To do ->
Only lines that contain the word "What" belong in the answer; copy them from the records below.

Dataset records ->
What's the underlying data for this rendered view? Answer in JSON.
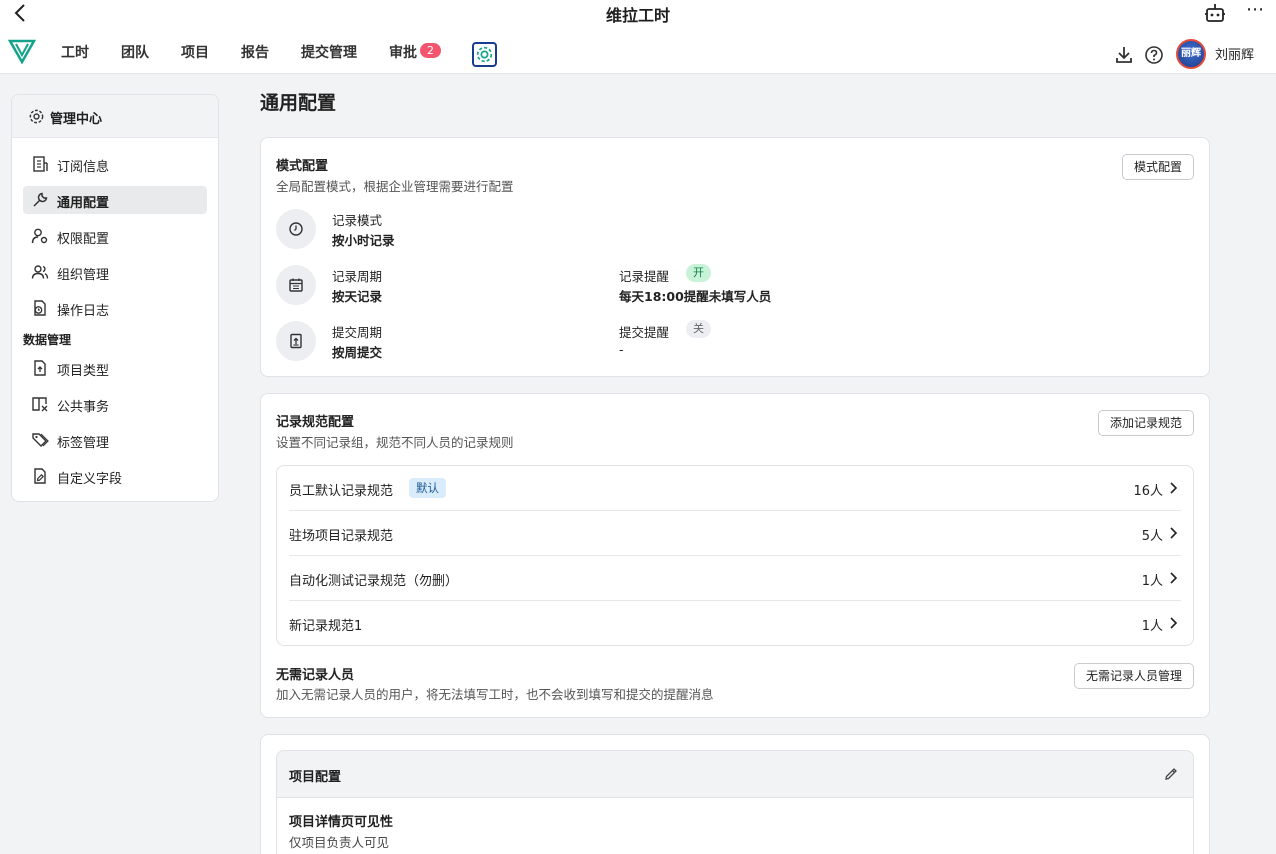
{
  "titlebar": {
    "title": "维拉工时"
  },
  "nav": {
    "items": [
      "工时",
      "团队",
      "项目",
      "报告",
      "提交管理",
      "审批"
    ],
    "approval_badge": "2",
    "username": "刘丽辉",
    "avatar_text": "丽辉"
  },
  "sidebar": {
    "header": "管理中心",
    "items": [
      "订阅信息",
      "通用配置",
      "权限配置",
      "组织管理",
      "操作日志"
    ],
    "group_label": "数据管理",
    "group_items": [
      "项目类型",
      "公共事务",
      "标签管理",
      "自定义字段"
    ],
    "active_index": 1
  },
  "main": {
    "page_title": "通用配置",
    "mode_card": {
      "title": "模式配置",
      "desc": "全局配置模式，根据企业管理需要进行配置",
      "button": "模式配置",
      "record_mode_label": "记录模式",
      "record_mode_value": "按小时记录",
      "record_cycle_label": "记录周期",
      "record_cycle_value": "按天记录",
      "record_reminder_label": "记录提醒",
      "record_reminder_status": "开",
      "record_reminder_value": "每天18:00提醒未填写人员",
      "submit_cycle_label": "提交周期",
      "submit_cycle_value": "按周提交",
      "submit_reminder_label": "提交提醒",
      "submit_reminder_status": "关",
      "submit_reminder_value": "-"
    },
    "rule_card": {
      "title": "记录规范配置",
      "desc": "设置不同记录组，规范不同人员的记录规则",
      "button": "添加记录规范",
      "rules": [
        {
          "name": "员工默认记录规范",
          "tag": "默认",
          "count": "16人"
        },
        {
          "name": "驻场项目记录规范",
          "tag": "",
          "count": "5人"
        },
        {
          "name": "自动化测试记录规范（勿删）",
          "tag": "",
          "count": "1人"
        },
        {
          "name": "新记录规范1",
          "tag": "",
          "count": "1人"
        }
      ],
      "exempt_title": "无需记录人员",
      "exempt_desc": "加入无需记录人员的用户，将无法填写工时，也不会收到填写和提交的提醒消息",
      "exempt_button": "无需记录人员管理"
    },
    "project_card": {
      "title": "项目配置",
      "visibility_label": "项目详情页可见性",
      "visibility_value": "仅项目负责人可见"
    }
  },
  "colors": {
    "accent": "#1a3c8e",
    "badge": "#f4546e",
    "on_tag": "#c8f3d8",
    "default_tag": "#d9ecfb"
  }
}
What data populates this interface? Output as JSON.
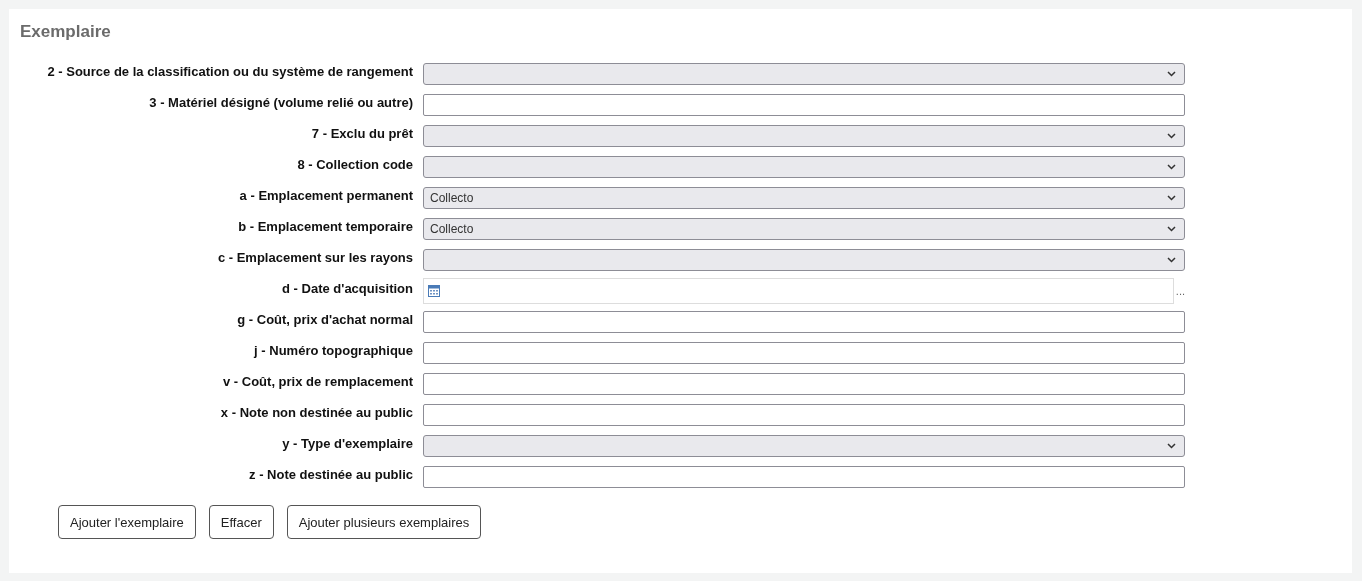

Task result ->
What's the underlying data for this rendered view? Answer in JSON.
What data populates this interface? Output as JSON.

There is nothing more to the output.